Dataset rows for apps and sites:
= = = = = = =
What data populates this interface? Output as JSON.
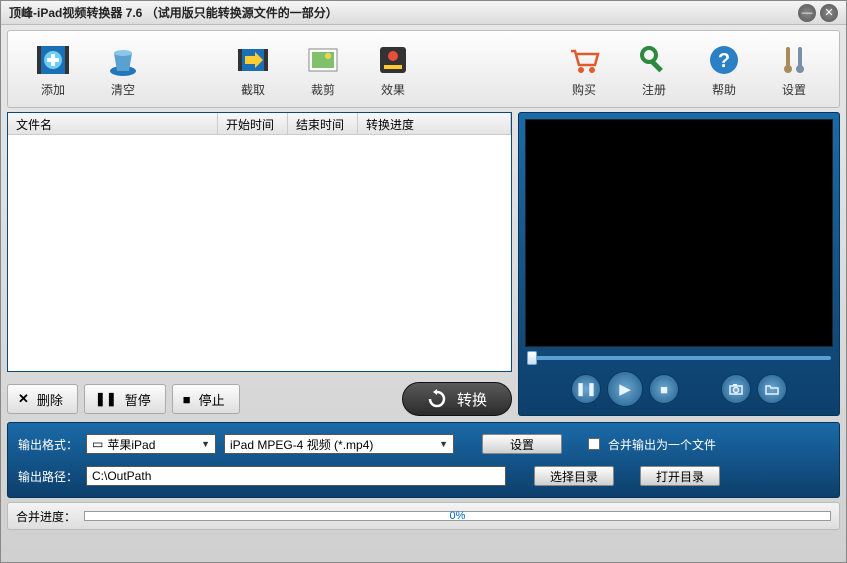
{
  "title": "顶峰-iPad视频转换器 7.6 （试用版只能转换源文件的一部分）",
  "toolbar": {
    "add": "添加",
    "clear": "清空",
    "capture": "截取",
    "crop": "裁剪",
    "effect": "效果",
    "buy": "购买",
    "register": "注册",
    "help": "帮助",
    "settings": "设置"
  },
  "columns": {
    "filename": "文件名",
    "start": "开始时间",
    "end": "结束时间",
    "progress": "转换进度"
  },
  "controls": {
    "delete": "删除",
    "pause": "暂停",
    "stop": "停止",
    "convert": "转换"
  },
  "output": {
    "format_label": "输出格式：",
    "format_device": "苹果iPad",
    "format_codec": "iPad MPEG-4 视频 (*.mp4)",
    "settings_btn": "设置",
    "merge_label": "合并输出为一个文件",
    "path_label": "输出路径：",
    "path_value": "C:\\OutPath",
    "choose_dir": "选择目录",
    "open_dir": "打开目录"
  },
  "footer": {
    "label": "合并进度：",
    "percent": "0%"
  }
}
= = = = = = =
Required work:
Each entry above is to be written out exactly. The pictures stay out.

Result of the exercise:
What data populates this interface? Output as JSON.
{
  "title": "顶峰-iPad视频转换器 7.6 （试用版只能转换源文件的一部分）",
  "toolbar": {
    "add": "添加",
    "clear": "清空",
    "capture": "截取",
    "crop": "裁剪",
    "effect": "效果",
    "buy": "购买",
    "register": "注册",
    "help": "帮助",
    "settings": "设置"
  },
  "columns": {
    "filename": "文件名",
    "start": "开始时间",
    "end": "结束时间",
    "progress": "转换进度"
  },
  "controls": {
    "delete": "删除",
    "pause": "暂停",
    "stop": "停止",
    "convert": "转换"
  },
  "output": {
    "format_label": "输出格式：",
    "format_device": "苹果iPad",
    "format_codec": "iPad MPEG-4 视频 (*.mp4)",
    "settings_btn": "设置",
    "merge_label": "合并输出为一个文件",
    "path_label": "输出路径：",
    "path_value": "C:\\OutPath",
    "choose_dir": "选择目录",
    "open_dir": "打开目录"
  },
  "footer": {
    "label": "合并进度：",
    "percent": "0%"
  }
}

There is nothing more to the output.